The Super Bowl — the game that is to sports what the Mall of America is to shopping — is over. The contest between the Seattle Seahawks and the New England Patriots was admittedly more exciting than most, and Katy Perry’s halftime show was a spectacle of smoke and mirrors (literally) to be remembered. Of course, many people watching the extravaganza were as interested in the commercials as the game itself.
The championship game has really become the Corporate America Bowl, an electronic marketplace where Fortune 500 companies spend tens of millions of dollars on 30 and 60 second mini-movies, competing for the attention of a zillion prospective customers. Articles about who won the commercial wars during the event are as numerous as articles about the team that won the game.
Super Bowl Sunday is a celebration of consumption, a sacrifice of men’s bodies to the god of materialism and capitalism, a super shiny object drawing our attention from reality. It’s a violent contest continuously interrupted by companies hawking their wares. I wonder if between brawls to the death Ceasar allowed merchants to walk around the coliseum selling figs and sandals?

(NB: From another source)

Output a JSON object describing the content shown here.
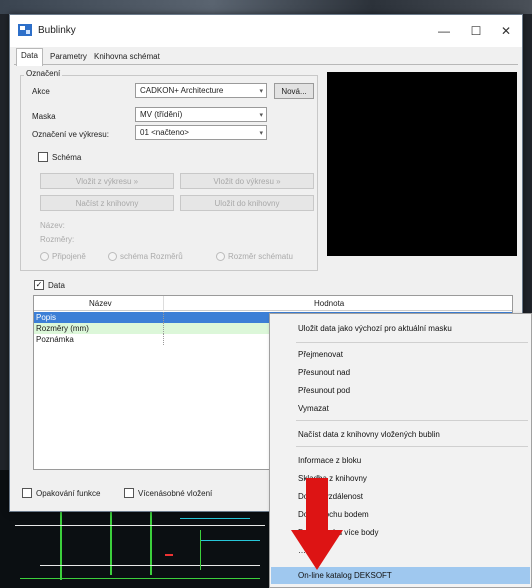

I know, it’s tedious and redundant to criticize the Super Bowl, but I had to get it out of my system. Can’t wait until next year.